“Get some Scotch Blue” they say. “Scotch Blue is the best for getting PLA to stick to the printer bed” they say…
Sadly I don’t live in the greatest country in the world so there is no Scotch Blue in my local hardware store. But there is Tesa. And Tesa wouldn’t be Tesa if they wouldn’t offer adhesive tape.
So ‘blue’ I thought over and over again as I wandered the endless shelfs of the men’s boutique also known as ‘local hardware store’ which is just like what a shoe store is for women. And I found what I wanted to find. Blue painters tape. Made by Tesa. Named ‘Precision Outdoor‘. Precision = perfect. Outdoor = even more perfect. So I can finally print in the woods. Enough of the pun. No Pun intended.
The tape is 6.50€ for 25m. That’s ‘OK’.
So I applied that stuff to the printer bed, finished my first print and hell….this stuff is good. The PLA stuck to the tape like the devil to the poor soul. It nearly felt like the whole thing was CA-glued to the bed. Maybe a bit too much but I don’t have to heat up my printer bed which also reduces overall printing time.
Sticks to PLA like the devil to the soul.
Okay this might not support 3kg spools. Not even 1kg spools but it is perfect if you still don’t have a spool holder but want to print one.
Some left over copper wires and a office clamp are enough for 10-12 meters of filament.
MacGyver Filament Holder
The extruder freshly calibrated but anyways I am getting underextrusion, or at least it looks to me so, on the following layers after the first layer.
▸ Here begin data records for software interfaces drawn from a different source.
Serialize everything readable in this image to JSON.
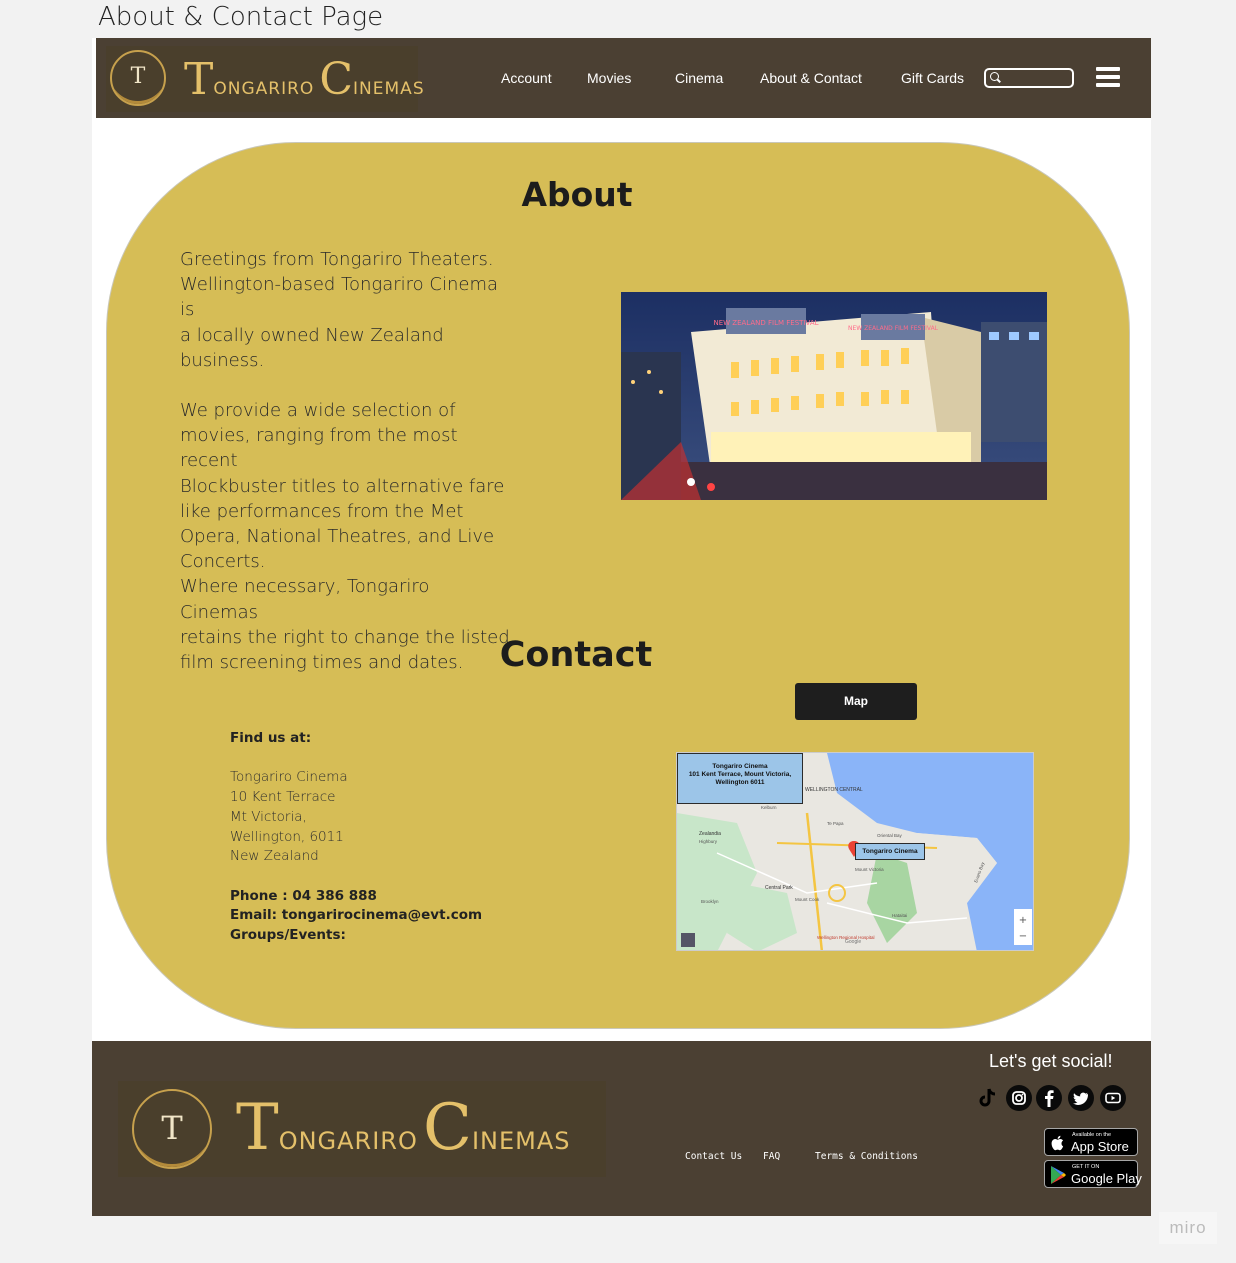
{
  "board": {
    "title": "About & Contact Page"
  },
  "brand": {
    "name_first_initial": "T",
    "name_first_rest": "ONGARIRO",
    "name_second_initial": "C",
    "name_second_rest": "INEMAS",
    "emblem_letter": "T"
  },
  "nav": {
    "items": [
      "Account",
      "Movies",
      "Cinema",
      "About & Contact",
      "Gift Cards"
    ],
    "search_placeholder": "",
    "menu_icon": "hamburger-icon"
  },
  "about": {
    "heading": "About",
    "paragraph1_lines": [
      "Greetings from Tongariro Theaters.",
      "Wellington-based Tongariro Cinema is",
      "a locally owned New Zealand",
      "business."
    ],
    "paragraph2_lines": [
      "We provide a wide selection of",
      "movies, ranging from the most recent",
      "Blockbuster titles to alternative fare",
      "like performances from the Met",
      "Opera, National Theatres, and Live",
      "Concerts.",
      "Where necessary, Tongariro Cinemas",
      "retains the right to change the listed",
      "film screening times and dates."
    ],
    "photo_signs": [
      "NEW ZEALAND FILM FESTIVAL",
      "NEW ZEALAND FILM FESTIVAL"
    ]
  },
  "contact": {
    "heading": "Contact",
    "map_button": "Map",
    "find_us_label": "Find us at:",
    "address_lines": [
      "Tongariro Cinema",
      "10 Kent Terrace",
      "Mt Victoria,",
      "Wellington, 6011",
      "New Zealand"
    ],
    "phone": "Phone : 04 386 888",
    "email": "Email: tongarirocinema@evt.com",
    "groups": "Groups/Events:",
    "map_label_lines": [
      "Tongariro Cinema",
      "101 Kent Terrace, Mount Victoria,",
      "Wellington 6011"
    ],
    "map_pin_label": "Tongariro Cinema",
    "map_places": [
      "WELLINGTON CENTRAL",
      "Zealandia",
      "Central Park",
      "Mount Cook",
      "Wellington Regional Hospital",
      "Oriental Bay",
      "Mount Victoria",
      "Hataitai",
      "Kelburn",
      "Highbury",
      "Brooklyn",
      "Te Papa",
      "Evans Bay",
      "Google"
    ]
  },
  "footer": {
    "social_title": "Let's get social!",
    "social_icons": [
      "tiktok-icon",
      "instagram-icon",
      "facebook-icon",
      "twitter-icon",
      "youtube-icon"
    ],
    "links": [
      "Contact Us",
      "FAQ",
      "Terms & Conditions"
    ],
    "app_store": {
      "small": "Available on the",
      "big": "App Store"
    },
    "google_play": {
      "small": "GET IT ON",
      "big": "Google Play"
    }
  },
  "watermark": "miro",
  "colors": {
    "header_bg": "#4b4033",
    "panel_bg": "#d6bd56",
    "brand_gold": "#e4c06a",
    "button_bg": "#1e1e1e"
  }
}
This is a picture of my first layer. Wonderful.
The second layer (Shells = 2) is fine with some error but then the 3rd and following layers are totally messed up.
Why this happens, I don’t know. The bed is leveled, the extruder is calibrated and the filament is fed without force.
Hello dear reader
on a constant basis I want to write about the issues and design imperfections of my QU-BD TwoUp 3d printer. There are a lot of issues which I try to fix and posts the findings and results here.
So off we go with an issue that from the first look does not look that of a problem.
The heat bed
The heated bed is a piece basalt with a heat pad glued to the bottom. The heat bed itself resides on a cut-to-fit MDF piece with 5.6xxxx mm thickness. Damn those non-metric measurement.
1) Under the weight of the basalt bed the MDF piece deflects.
Solution: Replace MDF with aluminium or strong acrylic glass piece.
2) Heat pad is glued not aligned to the basalt bed. The cut-out middle section in the MDF therefore distorts the whole basalt bed. The holes in the MDF piece which are used to secure the basalt bed are off. Way off. Being slightly twisted, the heated bed is not aligned nice with the Y and X axis hence reducing the print volume slightly.
Misaligned heat bed
Heat pad misaligned
Solution: Remove heat pad and realign it.
Solution 2: Sand of parts of the MDF so that the heat pad/heat bed can be aligned with the x/y axis.